Your two previous courses focused on computer programming. C++ is a language. It has a bunch of syntax you learn to use. They also had a mild introduction to computer science. You came across loops, flow control, and your basic large contiguous container (arrays).
Computer science concepts aren't tied down to a language. Loops for example, aren't something specific to C++. Because it is such a fundamental construct, every real (Turing complete) language implements it in some manner. C++ has while and for loops. Python, for example has no direct equivalent to C++'s for loop. But it has a foreach loop, that allows iteration over a sequence. The same computer science concept is expressed differently in Python. But it is the same, language independent concept.

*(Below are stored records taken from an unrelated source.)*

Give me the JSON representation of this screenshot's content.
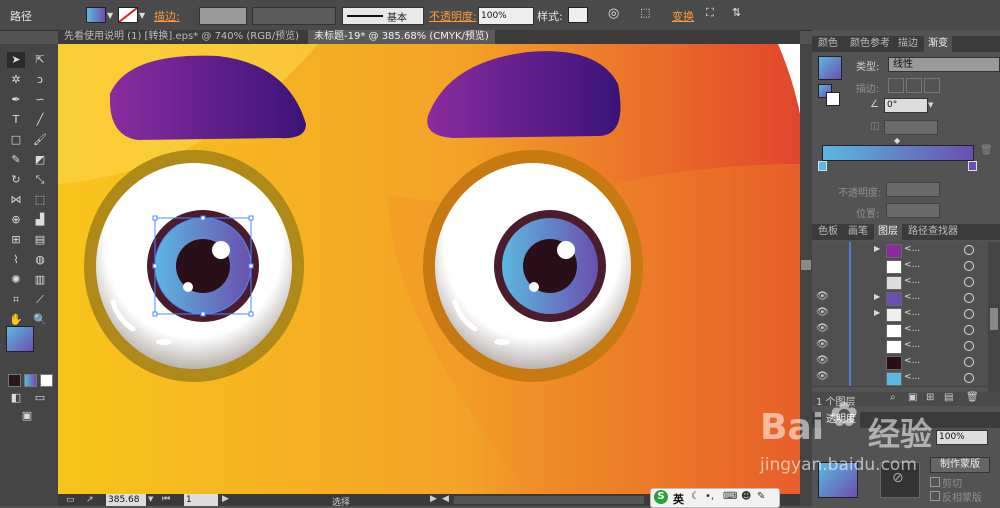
{
  "control_bar": {
    "object_type": "路径",
    "stroke_label": "描边:",
    "basic_label": "基本",
    "opacity_label": "不透明度:",
    "opacity_value": "100%",
    "style_label": "样式:",
    "transform_label": "变换"
  },
  "documents": {
    "tab1": "先看使用说明 (1) [转换].eps* @ 740% (RGB/预览)",
    "tab2": "未标题-19* @ 385.68% (CMYK/预览)"
  },
  "status_bar": {
    "zoom": "385.68",
    "artboard": "1",
    "mode": "选择"
  },
  "gradient_panel": {
    "tabs": [
      "颜色",
      "颜色参考",
      "描边",
      "渐变"
    ],
    "type_label": "类型:",
    "type_value": "线性",
    "stroke_label": "描边:",
    "angle_value": "0°",
    "opacity_label": "不透明度:",
    "position_label": "位置:",
    "colors": {
      "start": "#5bb8e0",
      "end": "#6a4fb0"
    }
  },
  "layers_panel": {
    "tabs": [
      "色板",
      "画笔",
      "图层",
      "路径查找器"
    ],
    "count": "1 个图层",
    "row_name": "<...",
    "rows": 10
  },
  "transparency_panel": {
    "tab": "透明度",
    "value": "100%",
    "make_mask": "制作蒙版",
    "clip": "剪切",
    "invert": "反相蒙版"
  },
  "ime": {
    "lang": "英"
  },
  "watermark": {
    "brand": "Bai",
    "brand2": "经验",
    "url": "jingyan.baidu.com"
  }
}
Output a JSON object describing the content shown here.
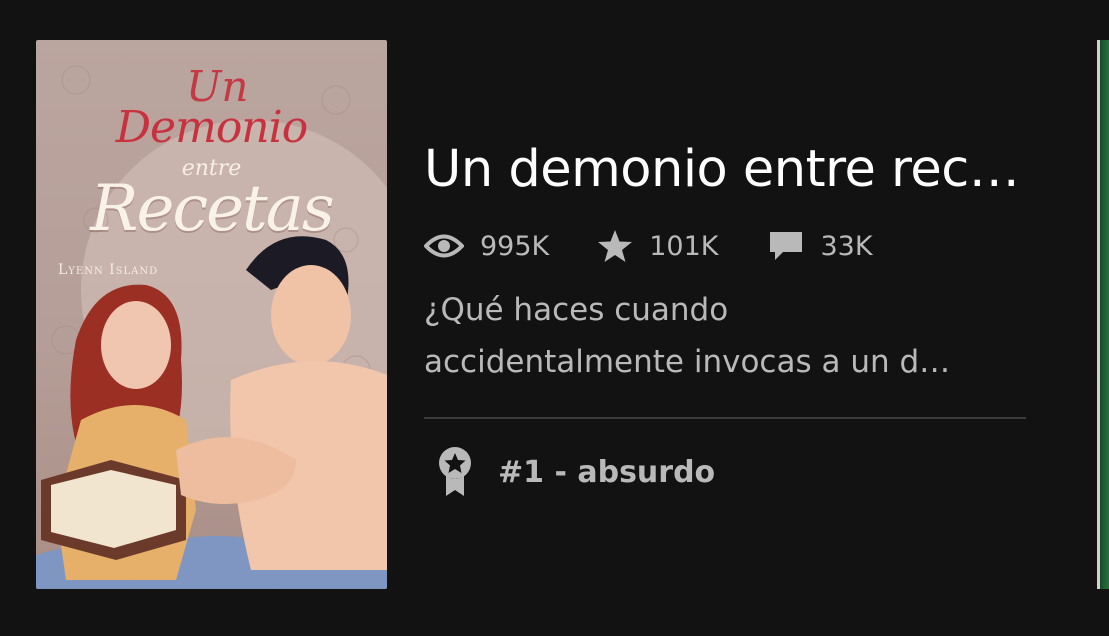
{
  "story": {
    "title": "Un demonio entre rec…",
    "description_line1": "¿Qué haces cuando",
    "description_line2": "accidentalmente invocas a un d…",
    "stats": {
      "reads": "995K",
      "votes": "101K",
      "comments": "33K"
    },
    "ranking": "#1 - absurdo",
    "cover": {
      "title_line1": "Un",
      "title_line2": "Demonio",
      "title_line3": "entre",
      "title_line4": "Recetas",
      "author": "Lyenn Island"
    }
  },
  "icons": {
    "reads": "eye-icon",
    "votes": "star-icon",
    "comments": "comment-icon",
    "ranking": "ribbon-award-icon"
  },
  "colors": {
    "background": "#121212",
    "title": "#ffffff",
    "secondary_text": "#b9b9b9",
    "divider": "#3c3c3c"
  }
}
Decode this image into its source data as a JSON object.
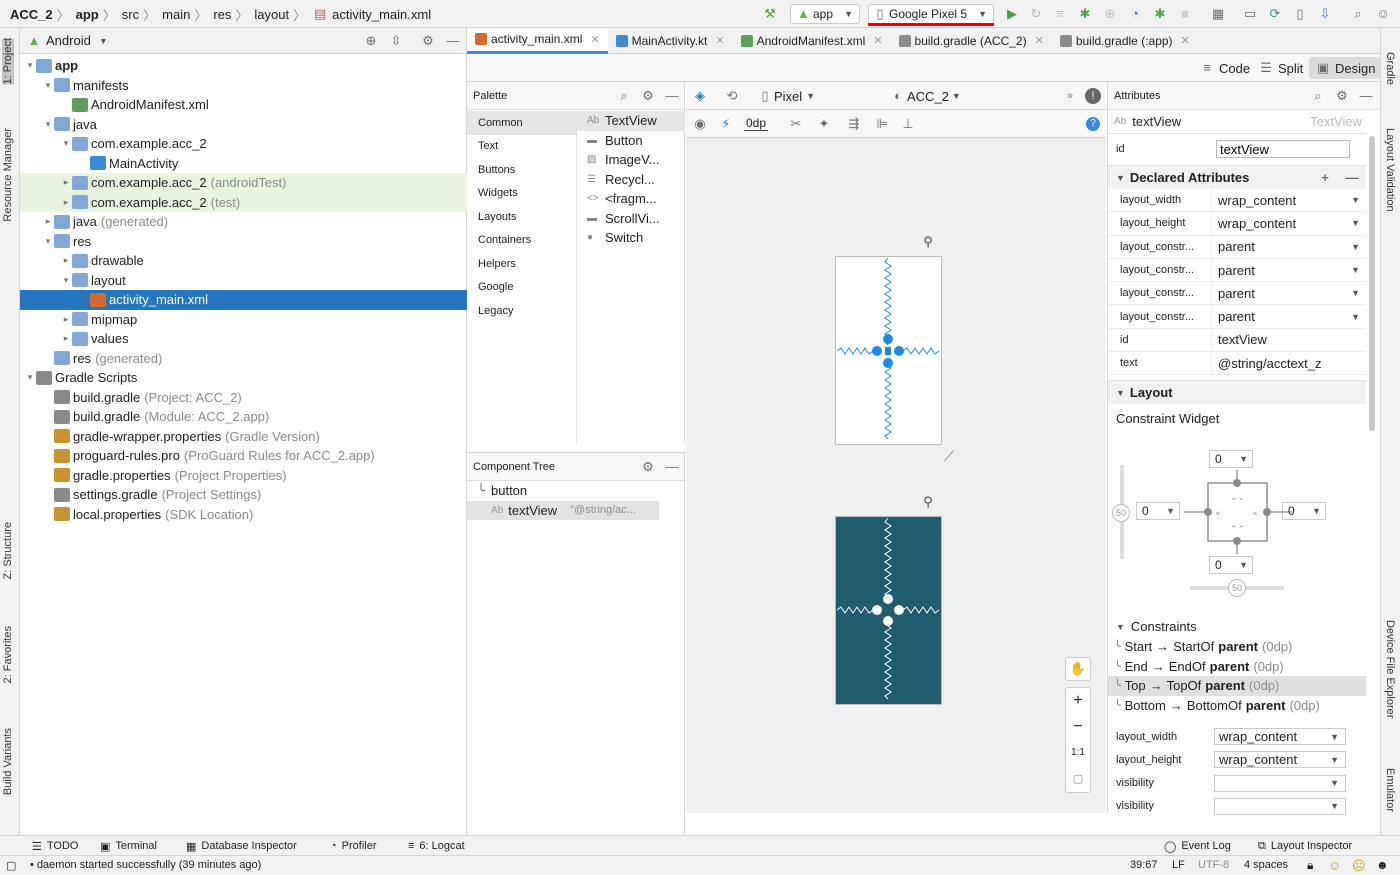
{
  "breadcrumb": [
    "ACC_2",
    "app",
    "src",
    "main",
    "res",
    "layout",
    "activity_main.xml"
  ],
  "toolbar": {
    "run_config": "app",
    "device": "Google Pixel 5"
  },
  "left_strip": [
    "1: Project",
    "Resource Manager",
    "Z: Structure",
    "2: Favorites",
    "Build Variants"
  ],
  "right_strip": [
    "Gradle",
    "Layout Validation",
    "Device File Explorer",
    "Emulator"
  ],
  "project": {
    "view_mode": "Android",
    "tree": [
      {
        "label": "app",
        "extra": "",
        "indent": 0,
        "arrow": "▾",
        "icon": "folder",
        "bold": true
      },
      {
        "label": "manifests",
        "extra": "",
        "indent": 1,
        "arrow": "▾",
        "icon": "folder"
      },
      {
        "label": "AndroidManifest.xml",
        "extra": "",
        "indent": 2,
        "arrow": "",
        "icon": "manifest"
      },
      {
        "label": "java",
        "extra": "",
        "indent": 1,
        "arrow": "▾",
        "icon": "folder"
      },
      {
        "label": "com.example.acc_2",
        "extra": "",
        "indent": 2,
        "arrow": "▾",
        "icon": "package"
      },
      {
        "label": "MainActivity",
        "extra": "",
        "indent": 3,
        "arrow": "",
        "icon": "kotlin"
      },
      {
        "label": "com.example.acc_2",
        "extra": "(androidTest)",
        "indent": 2,
        "arrow": "▸",
        "icon": "package",
        "test": true
      },
      {
        "label": "com.example.acc_2",
        "extra": "(test)",
        "indent": 2,
        "arrow": "▸",
        "icon": "package",
        "test": true
      },
      {
        "label": "java",
        "extra": "(generated)",
        "indent": 1,
        "arrow": "▸",
        "icon": "folder"
      },
      {
        "label": "res",
        "extra": "",
        "indent": 1,
        "arrow": "▾",
        "icon": "folder"
      },
      {
        "label": "drawable",
        "extra": "",
        "indent": 2,
        "arrow": "▸",
        "icon": "folder"
      },
      {
        "label": "layout",
        "extra": "",
        "indent": 2,
        "arrow": "▾",
        "icon": "folder"
      },
      {
        "label": "activity_main.xml",
        "extra": "",
        "indent": 3,
        "arrow": "",
        "icon": "xml",
        "selected": true
      },
      {
        "label": "mipmap",
        "extra": "",
        "indent": 2,
        "arrow": "▸",
        "icon": "folder"
      },
      {
        "label": "values",
        "extra": "",
        "indent": 2,
        "arrow": "▸",
        "icon": "folder"
      },
      {
        "label": "res",
        "extra": "(generated)",
        "indent": 1,
        "arrow": "",
        "icon": "folder"
      },
      {
        "label": "Gradle Scripts",
        "extra": "",
        "indent": 0,
        "arrow": "▾",
        "icon": "gradle"
      },
      {
        "label": "build.gradle",
        "extra": "(Project: ACC_2)",
        "indent": 1,
        "arrow": "",
        "icon": "gradle"
      },
      {
        "label": "build.gradle",
        "extra": "(Module: ACC_2.app)",
        "indent": 1,
        "arrow": "",
        "icon": "gradle"
      },
      {
        "label": "gradle-wrapper.properties",
        "extra": "(Gradle Version)",
        "indent": 1,
        "arrow": "",
        "icon": "props"
      },
      {
        "label": "proguard-rules.pro",
        "extra": "(ProGuard Rules for ACC_2.app)",
        "indent": 1,
        "arrow": "",
        "icon": "props"
      },
      {
        "label": "gradle.properties",
        "extra": "(Project Properties)",
        "indent": 1,
        "arrow": "",
        "icon": "props"
      },
      {
        "label": "settings.gradle",
        "extra": "(Project Settings)",
        "indent": 1,
        "arrow": "",
        "icon": "gradle"
      },
      {
        "label": "local.properties",
        "extra": "(SDK Location)",
        "indent": 1,
        "arrow": "",
        "icon": "props"
      }
    ]
  },
  "editor_tabs": [
    {
      "label": "activity_main.xml",
      "active": true
    },
    {
      "label": "MainActivity.kt",
      "active": false
    },
    {
      "label": "AndroidManifest.xml",
      "active": false
    },
    {
      "label": "build.gradle (ACC_2)",
      "active": false
    },
    {
      "label": "build.gradle (:app)",
      "active": false
    }
  ],
  "view_modes": {
    "code": "Code",
    "split": "Split",
    "design": "Design"
  },
  "palette": {
    "title": "Palette",
    "categories": [
      "Common",
      "Text",
      "Buttons",
      "Widgets",
      "Layouts",
      "Containers",
      "Helpers",
      "Google",
      "Legacy"
    ],
    "items": [
      "TextView",
      "Button",
      "ImageV...",
      "Recycl...",
      "<fragm...",
      "ScrollVi...",
      "Switch"
    ]
  },
  "component_tree": {
    "title": "Component Tree",
    "items": [
      {
        "label": "button",
        "hint": ""
      },
      {
        "label": "textView",
        "hint": "\"@string/ac..."
      }
    ]
  },
  "design_toolbar": {
    "device": "Pixel",
    "theme": "ACC_2",
    "margin": "0dp"
  },
  "zoom": {
    "fit": "1:1"
  },
  "attributes": {
    "title": "Attributes",
    "widget_name": "textView",
    "widget_type": "TextView",
    "id_label": "id",
    "id_value": "textView",
    "declared_title": "Declared Attributes",
    "declared": [
      {
        "name": "layout_width",
        "value": "wrap_content",
        "dd": true
      },
      {
        "name": "layout_height",
        "value": "wrap_content",
        "dd": true
      },
      {
        "name": "layout_constr...",
        "value": "parent",
        "dd": true
      },
      {
        "name": "layout_constr...",
        "value": "parent",
        "dd": true
      },
      {
        "name": "layout_constr...",
        "value": "parent",
        "dd": true
      },
      {
        "name": "layout_constr...",
        "value": "parent",
        "dd": true
      },
      {
        "name": "id",
        "value": "textView",
        "dd": false
      },
      {
        "name": "text",
        "value": "@string/acctext_z",
        "dd": false
      }
    ],
    "layout_title": "Layout",
    "constraint_widget_label": "Constraint Widget",
    "margins": {
      "top": "0",
      "left": "0",
      "right": "0",
      "bottom": "0"
    },
    "bias": {
      "vertical": "50",
      "horizontal": "50"
    },
    "constraints_title": "Constraints",
    "constraints": [
      {
        "side": "Start",
        "target": "StartOf",
        "parent": "parent",
        "dp": "(0dp)"
      },
      {
        "side": "End",
        "target": "EndOf",
        "parent": "parent",
        "dp": "(0dp)"
      },
      {
        "side": "Top",
        "target": "TopOf",
        "parent": "parent",
        "dp": "(0dp)",
        "selected": true
      },
      {
        "side": "Bottom",
        "target": "BottomOf",
        "parent": "parent",
        "dp": "(0dp)"
      }
    ],
    "layout_rows": [
      {
        "name": "layout_width",
        "value": "wrap_content"
      },
      {
        "name": "layout_height",
        "value": "wrap_content"
      },
      {
        "name": "visibility",
        "value": ""
      },
      {
        "name": "visibility",
        "value": ""
      }
    ]
  },
  "bottom_tabs": {
    "left": [
      "TODO",
      "Terminal",
      "Database Inspector",
      "Profiler",
      "6: Logcat"
    ],
    "right": [
      "Event Log",
      "Layout Inspector"
    ]
  },
  "status": {
    "message": "daemon started successfully (39 minutes ago)",
    "position": "39:67",
    "line_sep": "LF",
    "encoding": "UTF-8",
    "indent": "4 spaces"
  },
  "colors": {
    "accent": "#2675bf",
    "blueprint": "#1f5d6e",
    "constraint": "#1e88e5",
    "annotation_red": "#ff0000"
  }
}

Data structures and algorithms will be your first real computer science course. Yes, C++ may be used. Or maybe another C like language. But you won't be focusing on C++. You'll be focusing on CS concepts. DS&A also happens to be a fundamental course, and a foundation course. You can simplistically describe an approach to CS problems as: figure out data structures needed, and then the algorithms to operate on those data structures. You cannot proceed without going through DS&A.
Your past two courses focused on getting C++ syntax right. So none of your problem sets/homework assignments really tested your ability to solve arbitrary problems and to be able to visualize an implementation for it. This is a second turning point for most aspiring computer science students. If you don't like programming itself, well that's that. But you also have to be able to visualize a solution to an arbitrary problem. It won't be, okay here's a problem, let's look up a similar problem in the textbook and reuse the code. You're given a number of concepts (data structures and algorithms), and you need to put them together arbitrarily to solve your problem at hand. For some people, this is straightforward, and for some people, it's pretty much impossible. They get the programming syntax. They understand the concept of a certain structure. They just can't put 2 and 2 together.
That's why, you should take this course early on. You'll know for certain if you like computer science. You'll also have the critical foundation necessary for other CS courses.
Because this is primarily a critical thinking course, try to find either classmates who you know for sure are able to handle the concepts easily and breeze through the course, or work with your TAs and professors.
It would be really bad if your C++ is shaky. Or whatever language is used in DS&A course. If it's C++, get a good C++ book. C++ Primer (4th Edition) by Lippman is golden. Accelerated C++ by Koenig is another quality book, but it's more like a book you learn from than a reference book. There's other advanced C++ books to have, but you don't really need them for the DS&A course.